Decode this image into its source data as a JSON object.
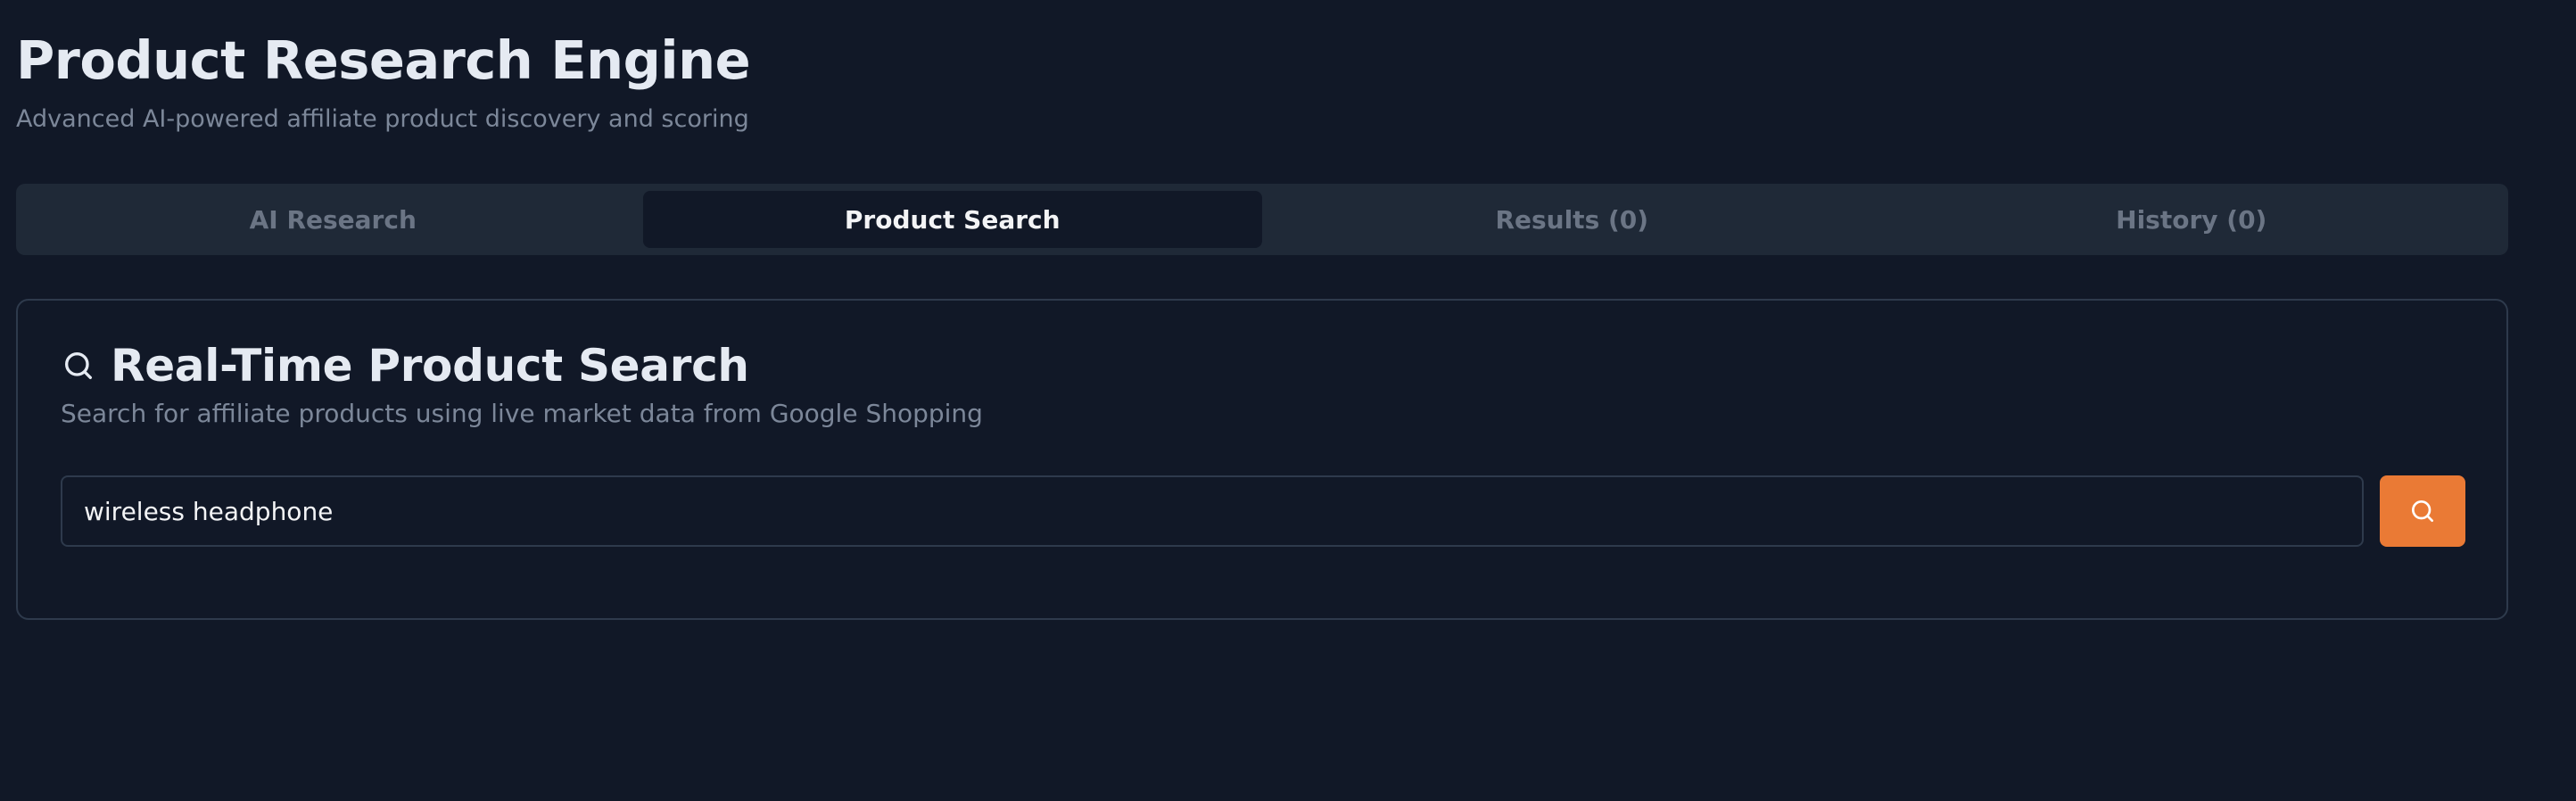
{
  "header": {
    "title": "Product Research Engine",
    "subtitle": "Advanced AI-powered affiliate product discovery and scoring"
  },
  "tabs": [
    {
      "label": "AI Research",
      "active": false
    },
    {
      "label": "Product Search",
      "active": true
    },
    {
      "label": "Results (0)",
      "active": false
    },
    {
      "label": "History (0)",
      "active": false
    }
  ],
  "search_card": {
    "icon": "search-icon",
    "title": "Real-Time Product Search",
    "description": "Search for affiliate products using live market data from Google Shopping",
    "input_value": "wireless headphone",
    "button_icon": "search-icon"
  },
  "colors": {
    "background": "#111827",
    "tab_bar": "#1f2937",
    "accent": "#ea7a35",
    "muted_text": "#7c8799"
  }
}
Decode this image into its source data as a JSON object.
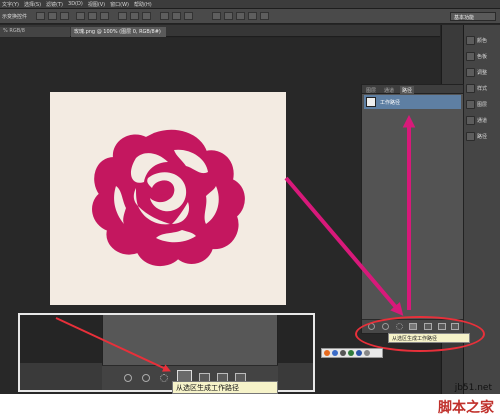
{
  "menu": {
    "items": [
      "文字(Y)",
      "选择(S)",
      "滤镜(T)",
      "3D(D)",
      "视图(V)",
      "窗口(W)",
      "帮助(H)"
    ]
  },
  "options_bar": {
    "label": "示变换控件",
    "workspace": "基本功能"
  },
  "tabs": {
    "tab1": "% RGB/8",
    "tab2": "玫瑰.png @ 100% (图层 0, RGB/8#)"
  },
  "paths_panel": {
    "tabs": [
      "图层",
      "通道",
      "路径"
    ],
    "active_tab": "路径",
    "path_name": "工作路径"
  },
  "right_panel": {
    "items": [
      "颜色",
      "色板",
      "调整",
      "样式",
      "图层",
      "通道",
      "路径"
    ]
  },
  "tooltip": {
    "small": "从选区生成工作路径",
    "large": "从选区生成工作路径"
  },
  "watermark": {
    "url": "jb51.net",
    "brand": "脚本之家"
  },
  "colors": {
    "arrow": "#d8197a",
    "rose": "#c4175f",
    "ellipse": "#e8303a",
    "selection": "#5e7fa3"
  }
}
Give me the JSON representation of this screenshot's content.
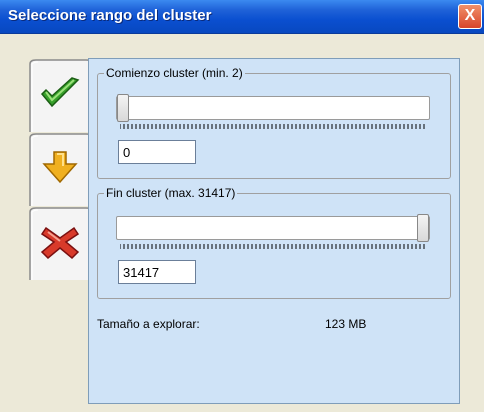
{
  "window": {
    "title": "Seleccione rango del cluster",
    "close_symbol": "X"
  },
  "tabs": [
    {
      "name": "accept",
      "icon": "checkmark-icon"
    },
    {
      "name": "download",
      "icon": "down-arrow-icon"
    },
    {
      "name": "cancel",
      "icon": "red-x-icon"
    }
  ],
  "start_group": {
    "legend": "Comienzo cluster (min. 2)",
    "slider_fraction": 0,
    "value": "0"
  },
  "end_group": {
    "legend": "Fin cluster (max. 31417)",
    "slider_fraction": 1,
    "value": "31417"
  },
  "footer": {
    "label": "Tamaño a explorar:",
    "value": "123 MB"
  },
  "colors": {
    "panel_bg": "#cfe3f7",
    "titlebar": "#0a4fd0"
  }
}
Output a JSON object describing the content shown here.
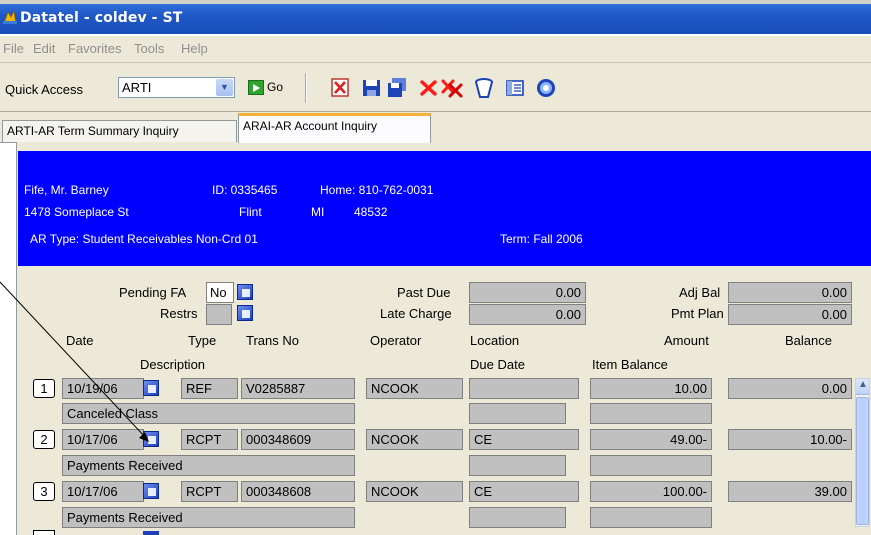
{
  "window": {
    "title": "Datatel - coldev - ST"
  },
  "menu": [
    "File",
    "Edit",
    "Favorites",
    "Tools",
    "Help"
  ],
  "toolbar": {
    "quick_access_label": "Quick Access",
    "quick_access_value": "ARTI",
    "go_label": "Go"
  },
  "tabs": [
    {
      "label": "ARTI-AR Term Summary Inquiry",
      "active": false
    },
    {
      "label": "ARAI-AR Account Inquiry",
      "active": true
    }
  ],
  "person": {
    "name": "Fife, Mr. Barney",
    "id": "ID: 0335465",
    "home": "Home: 810-762-0031",
    "address": "1478 Someplace St",
    "city": "Flint",
    "state": "MI",
    "zip": "48532",
    "ar_type": "AR Type:  Student Receivables Non-Crd 01",
    "term": "Term:  Fall 2006"
  },
  "summary": {
    "pending_fa_label": "Pending FA",
    "pending_fa_value": "No",
    "restrs_label": "Restrs",
    "restrs_value": "",
    "past_due_label": "Past Due",
    "past_due_value": "0.00",
    "late_charge_label": "Late Charge",
    "late_charge_value": "0.00",
    "adj_bal_label": "Adj Bal",
    "adj_bal_value": "0.00",
    "pmt_plan_label": "Pmt Plan",
    "pmt_plan_value": "0.00"
  },
  "columns": {
    "date": "Date",
    "type": "Type",
    "trans_no": "Trans No",
    "operator": "Operator",
    "location": "Location",
    "amount": "Amount",
    "balance": "Balance",
    "description": "Description",
    "due_date": "Due Date",
    "item_balance": "Item Balance"
  },
  "rows": [
    {
      "num": "1",
      "date": "10/19/06",
      "type": "REF",
      "trans_no": "V0285887",
      "operator": "NCOOK",
      "location": "",
      "amount": "10.00",
      "balance": "0.00",
      "description": "Canceled Class"
    },
    {
      "num": "2",
      "date": "10/17/06",
      "type": "RCPT",
      "trans_no": "000348609",
      "operator": "NCOOK",
      "location": "CE",
      "amount": "49.00-",
      "balance": "10.00-",
      "description": "Payments Received"
    },
    {
      "num": "3",
      "date": "10/17/06",
      "type": "RCPT",
      "trans_no": "000348608",
      "operator": "NCOOK",
      "location": "CE",
      "amount": "100.00-",
      "balance": "39.00",
      "description": "Payments Received"
    }
  ],
  "colors": {
    "title_bar": "#1f57c6",
    "header_band": "#0000ff",
    "tab_highlight": "#f6b23a"
  },
  "icons": [
    "app-icon",
    "go-arrow-icon",
    "cancel-icon",
    "save-icon",
    "save-all-icon",
    "delete-icon",
    "delete-all-icon",
    "trash-icon",
    "list-icon",
    "help-icon",
    "detail-icon",
    "scroll-up-icon"
  ]
}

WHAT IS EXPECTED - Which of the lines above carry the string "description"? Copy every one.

EXPECTED OUTPUT -
    "description": "Search for affiliate products using live market data from Google Shopping",
    "description": "Description",
      "description": "Canceled Class"
      "description": "Payments Received"
      "description": "Payments Received"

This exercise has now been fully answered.